Check the listing below for lines that hold "Group". How many are there? Please give only the number.

··········

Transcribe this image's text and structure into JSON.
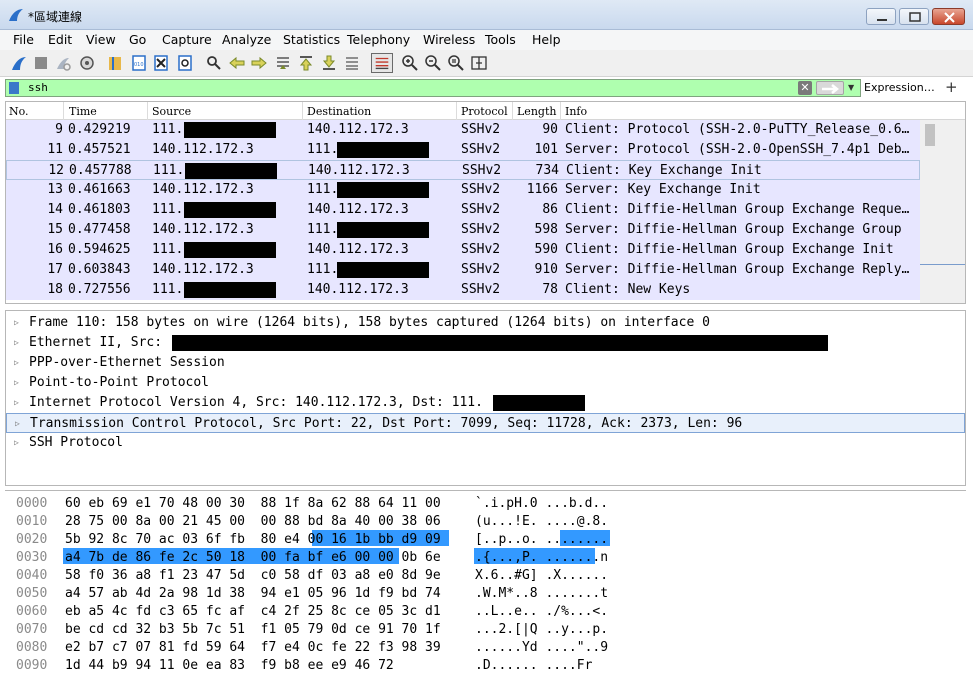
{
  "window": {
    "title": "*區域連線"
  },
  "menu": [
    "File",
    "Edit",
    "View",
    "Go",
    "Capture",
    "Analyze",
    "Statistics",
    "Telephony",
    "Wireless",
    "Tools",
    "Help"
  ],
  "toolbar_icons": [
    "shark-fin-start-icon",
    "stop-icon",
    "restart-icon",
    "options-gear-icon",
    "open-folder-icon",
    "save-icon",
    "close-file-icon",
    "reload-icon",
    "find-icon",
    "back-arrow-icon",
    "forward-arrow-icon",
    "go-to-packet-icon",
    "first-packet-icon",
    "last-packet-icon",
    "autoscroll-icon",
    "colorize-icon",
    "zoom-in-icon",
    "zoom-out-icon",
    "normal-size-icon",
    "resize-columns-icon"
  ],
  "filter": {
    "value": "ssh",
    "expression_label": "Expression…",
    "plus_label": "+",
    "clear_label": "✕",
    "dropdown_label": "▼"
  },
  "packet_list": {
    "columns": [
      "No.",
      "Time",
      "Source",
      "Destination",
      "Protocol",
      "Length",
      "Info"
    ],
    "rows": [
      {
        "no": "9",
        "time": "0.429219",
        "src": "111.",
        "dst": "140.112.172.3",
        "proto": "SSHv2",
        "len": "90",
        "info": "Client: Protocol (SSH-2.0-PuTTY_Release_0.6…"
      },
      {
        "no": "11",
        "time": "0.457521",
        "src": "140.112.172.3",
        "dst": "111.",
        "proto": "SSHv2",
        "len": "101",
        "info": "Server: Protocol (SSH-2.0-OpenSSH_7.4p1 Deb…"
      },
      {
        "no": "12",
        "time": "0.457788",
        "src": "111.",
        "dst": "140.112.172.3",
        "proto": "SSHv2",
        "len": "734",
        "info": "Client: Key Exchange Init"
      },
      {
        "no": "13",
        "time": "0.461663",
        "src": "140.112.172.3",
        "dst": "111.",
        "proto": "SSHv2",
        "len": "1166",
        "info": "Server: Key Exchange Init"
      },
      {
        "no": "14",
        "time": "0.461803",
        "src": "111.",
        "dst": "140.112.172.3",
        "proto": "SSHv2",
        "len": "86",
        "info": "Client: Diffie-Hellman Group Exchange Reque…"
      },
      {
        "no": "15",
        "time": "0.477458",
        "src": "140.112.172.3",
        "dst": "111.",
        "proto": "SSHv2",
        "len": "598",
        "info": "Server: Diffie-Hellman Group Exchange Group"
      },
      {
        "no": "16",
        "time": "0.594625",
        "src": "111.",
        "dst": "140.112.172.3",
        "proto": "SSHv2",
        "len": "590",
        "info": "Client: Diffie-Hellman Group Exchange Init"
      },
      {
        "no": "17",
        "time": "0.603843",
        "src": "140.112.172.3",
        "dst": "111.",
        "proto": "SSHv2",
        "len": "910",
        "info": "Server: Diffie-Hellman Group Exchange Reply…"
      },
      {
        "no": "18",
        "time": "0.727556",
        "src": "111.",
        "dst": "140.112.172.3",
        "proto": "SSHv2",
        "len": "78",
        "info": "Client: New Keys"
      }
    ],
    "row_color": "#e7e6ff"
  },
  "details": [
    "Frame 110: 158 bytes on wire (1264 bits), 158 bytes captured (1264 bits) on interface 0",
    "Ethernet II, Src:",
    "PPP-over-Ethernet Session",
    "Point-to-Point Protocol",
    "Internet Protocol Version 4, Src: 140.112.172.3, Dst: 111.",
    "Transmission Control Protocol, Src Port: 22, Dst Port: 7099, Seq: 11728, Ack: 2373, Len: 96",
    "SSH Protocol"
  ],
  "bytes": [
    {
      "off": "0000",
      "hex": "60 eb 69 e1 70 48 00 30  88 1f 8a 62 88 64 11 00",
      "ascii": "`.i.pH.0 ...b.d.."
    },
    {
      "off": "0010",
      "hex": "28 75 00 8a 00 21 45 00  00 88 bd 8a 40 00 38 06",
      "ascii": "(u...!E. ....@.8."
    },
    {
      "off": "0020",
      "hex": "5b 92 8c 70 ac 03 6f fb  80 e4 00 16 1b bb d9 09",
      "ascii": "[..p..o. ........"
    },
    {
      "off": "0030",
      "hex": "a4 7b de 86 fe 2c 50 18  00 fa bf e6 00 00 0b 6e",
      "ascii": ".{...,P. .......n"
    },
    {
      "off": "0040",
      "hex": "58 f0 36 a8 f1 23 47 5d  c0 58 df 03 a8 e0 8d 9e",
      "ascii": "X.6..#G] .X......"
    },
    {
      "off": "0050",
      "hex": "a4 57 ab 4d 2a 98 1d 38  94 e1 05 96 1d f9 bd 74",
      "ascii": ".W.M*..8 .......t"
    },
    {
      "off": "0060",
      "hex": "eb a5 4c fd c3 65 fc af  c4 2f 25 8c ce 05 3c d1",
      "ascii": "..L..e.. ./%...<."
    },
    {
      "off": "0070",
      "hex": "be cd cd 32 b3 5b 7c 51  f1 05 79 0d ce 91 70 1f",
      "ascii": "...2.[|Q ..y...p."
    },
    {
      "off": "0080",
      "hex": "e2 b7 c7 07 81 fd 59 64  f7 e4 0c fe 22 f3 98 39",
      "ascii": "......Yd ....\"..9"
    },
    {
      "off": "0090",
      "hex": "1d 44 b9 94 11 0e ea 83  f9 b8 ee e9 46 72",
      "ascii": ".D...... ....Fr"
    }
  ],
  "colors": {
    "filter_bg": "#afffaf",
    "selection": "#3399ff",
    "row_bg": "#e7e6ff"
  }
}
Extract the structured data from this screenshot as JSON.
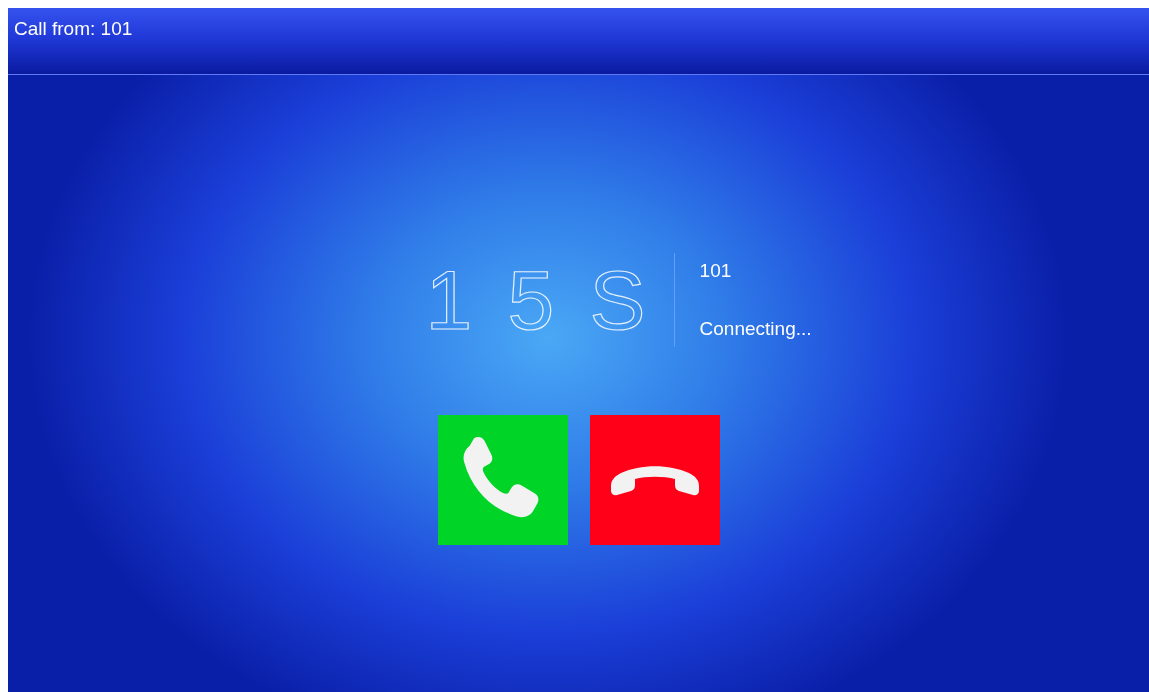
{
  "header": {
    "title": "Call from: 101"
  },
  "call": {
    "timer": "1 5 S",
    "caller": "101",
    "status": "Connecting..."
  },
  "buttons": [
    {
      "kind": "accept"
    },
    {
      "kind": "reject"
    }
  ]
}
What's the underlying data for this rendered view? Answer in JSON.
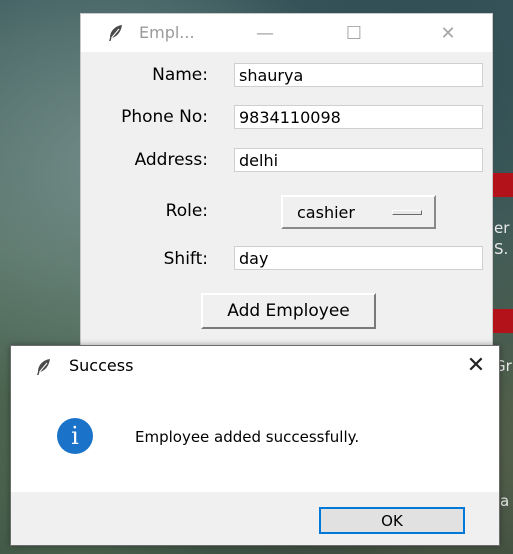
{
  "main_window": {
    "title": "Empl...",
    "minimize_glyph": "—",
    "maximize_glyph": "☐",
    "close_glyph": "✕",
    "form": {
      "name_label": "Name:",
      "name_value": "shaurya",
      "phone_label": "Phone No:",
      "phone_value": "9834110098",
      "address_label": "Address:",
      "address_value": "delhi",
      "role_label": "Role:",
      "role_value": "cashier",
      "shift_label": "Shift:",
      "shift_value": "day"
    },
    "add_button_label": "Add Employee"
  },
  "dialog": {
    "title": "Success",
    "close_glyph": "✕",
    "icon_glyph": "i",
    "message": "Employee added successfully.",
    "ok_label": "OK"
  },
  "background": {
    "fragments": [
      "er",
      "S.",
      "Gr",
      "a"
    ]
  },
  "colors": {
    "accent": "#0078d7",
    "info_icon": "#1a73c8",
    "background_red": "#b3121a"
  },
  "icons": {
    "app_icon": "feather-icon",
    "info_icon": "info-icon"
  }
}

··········

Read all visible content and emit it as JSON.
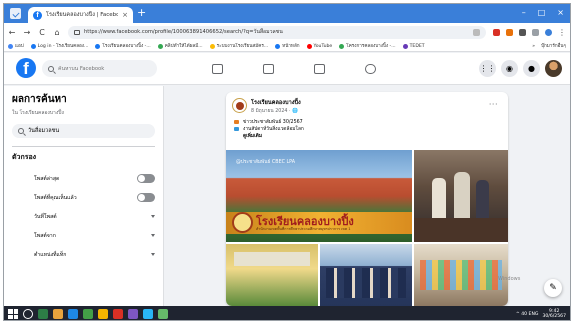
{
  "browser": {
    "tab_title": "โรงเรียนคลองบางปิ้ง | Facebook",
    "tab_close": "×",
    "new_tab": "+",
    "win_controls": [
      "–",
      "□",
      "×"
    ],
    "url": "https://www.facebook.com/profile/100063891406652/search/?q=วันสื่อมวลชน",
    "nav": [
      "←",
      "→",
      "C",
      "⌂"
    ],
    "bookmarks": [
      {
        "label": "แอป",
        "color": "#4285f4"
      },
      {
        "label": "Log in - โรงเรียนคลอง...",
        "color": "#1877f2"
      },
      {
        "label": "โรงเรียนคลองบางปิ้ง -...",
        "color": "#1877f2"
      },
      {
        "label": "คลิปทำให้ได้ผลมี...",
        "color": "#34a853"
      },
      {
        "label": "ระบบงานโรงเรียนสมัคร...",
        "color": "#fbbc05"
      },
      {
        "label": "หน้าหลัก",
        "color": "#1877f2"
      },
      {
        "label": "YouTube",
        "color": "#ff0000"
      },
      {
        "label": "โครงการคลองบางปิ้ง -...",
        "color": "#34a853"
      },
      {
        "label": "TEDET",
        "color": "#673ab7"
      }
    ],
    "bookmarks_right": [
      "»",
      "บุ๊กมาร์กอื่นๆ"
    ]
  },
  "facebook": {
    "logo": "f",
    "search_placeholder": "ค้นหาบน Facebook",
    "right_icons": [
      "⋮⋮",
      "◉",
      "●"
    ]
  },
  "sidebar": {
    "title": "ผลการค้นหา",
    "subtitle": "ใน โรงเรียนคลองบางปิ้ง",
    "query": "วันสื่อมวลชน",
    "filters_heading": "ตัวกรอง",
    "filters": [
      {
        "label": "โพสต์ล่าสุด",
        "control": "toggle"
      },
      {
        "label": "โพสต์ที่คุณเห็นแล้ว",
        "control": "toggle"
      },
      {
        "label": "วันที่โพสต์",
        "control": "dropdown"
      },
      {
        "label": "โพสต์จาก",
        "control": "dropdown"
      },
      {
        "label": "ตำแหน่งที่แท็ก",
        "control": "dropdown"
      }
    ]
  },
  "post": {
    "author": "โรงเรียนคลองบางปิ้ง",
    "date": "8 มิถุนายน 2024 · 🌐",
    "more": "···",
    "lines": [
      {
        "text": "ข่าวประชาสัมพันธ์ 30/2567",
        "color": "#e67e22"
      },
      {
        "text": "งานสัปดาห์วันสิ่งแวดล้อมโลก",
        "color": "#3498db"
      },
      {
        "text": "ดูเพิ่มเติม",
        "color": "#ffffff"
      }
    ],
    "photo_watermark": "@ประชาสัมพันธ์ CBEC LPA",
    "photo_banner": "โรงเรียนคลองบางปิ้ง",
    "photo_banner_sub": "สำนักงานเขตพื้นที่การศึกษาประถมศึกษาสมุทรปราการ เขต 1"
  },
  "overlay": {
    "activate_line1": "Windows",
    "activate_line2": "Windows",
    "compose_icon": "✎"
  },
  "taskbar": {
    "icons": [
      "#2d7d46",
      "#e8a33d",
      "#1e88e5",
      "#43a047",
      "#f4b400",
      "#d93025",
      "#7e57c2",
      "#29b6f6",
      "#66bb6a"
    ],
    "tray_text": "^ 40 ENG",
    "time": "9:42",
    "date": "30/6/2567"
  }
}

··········

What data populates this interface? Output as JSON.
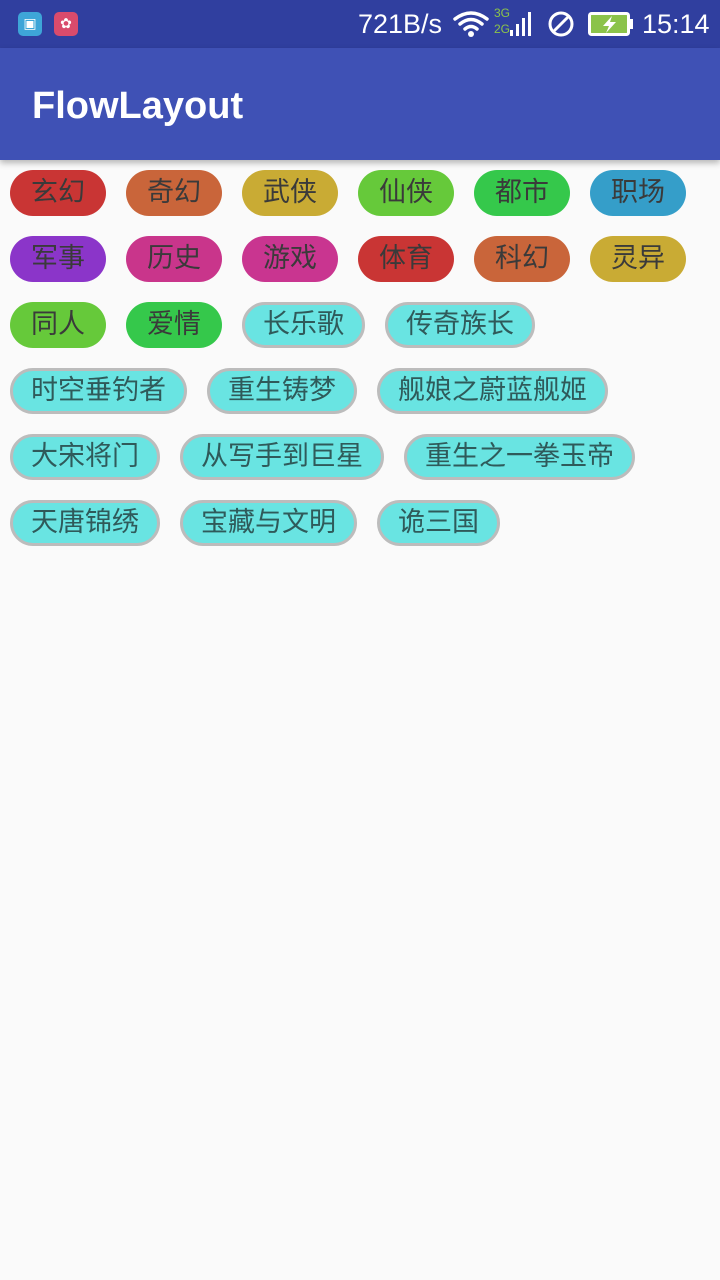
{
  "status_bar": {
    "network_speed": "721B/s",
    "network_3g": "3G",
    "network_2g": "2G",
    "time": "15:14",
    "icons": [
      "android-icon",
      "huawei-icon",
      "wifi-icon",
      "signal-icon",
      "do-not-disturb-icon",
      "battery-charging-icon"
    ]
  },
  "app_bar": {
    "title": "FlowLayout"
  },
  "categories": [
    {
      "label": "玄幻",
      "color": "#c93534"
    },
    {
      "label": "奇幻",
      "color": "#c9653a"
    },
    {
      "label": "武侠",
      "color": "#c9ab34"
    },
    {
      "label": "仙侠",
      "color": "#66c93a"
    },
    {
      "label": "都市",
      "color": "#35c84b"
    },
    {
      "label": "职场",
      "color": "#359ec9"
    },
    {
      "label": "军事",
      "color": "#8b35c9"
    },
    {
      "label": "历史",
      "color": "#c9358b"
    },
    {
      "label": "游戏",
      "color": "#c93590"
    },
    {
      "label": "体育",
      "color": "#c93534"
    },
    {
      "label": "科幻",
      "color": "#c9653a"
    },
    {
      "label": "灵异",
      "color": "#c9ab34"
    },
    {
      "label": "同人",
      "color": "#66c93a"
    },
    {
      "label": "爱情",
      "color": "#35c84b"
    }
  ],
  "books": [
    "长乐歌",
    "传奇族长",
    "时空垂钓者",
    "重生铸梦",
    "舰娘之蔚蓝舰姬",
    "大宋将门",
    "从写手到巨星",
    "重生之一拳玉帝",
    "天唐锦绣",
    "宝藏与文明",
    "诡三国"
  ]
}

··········

◆ Worked solution: 4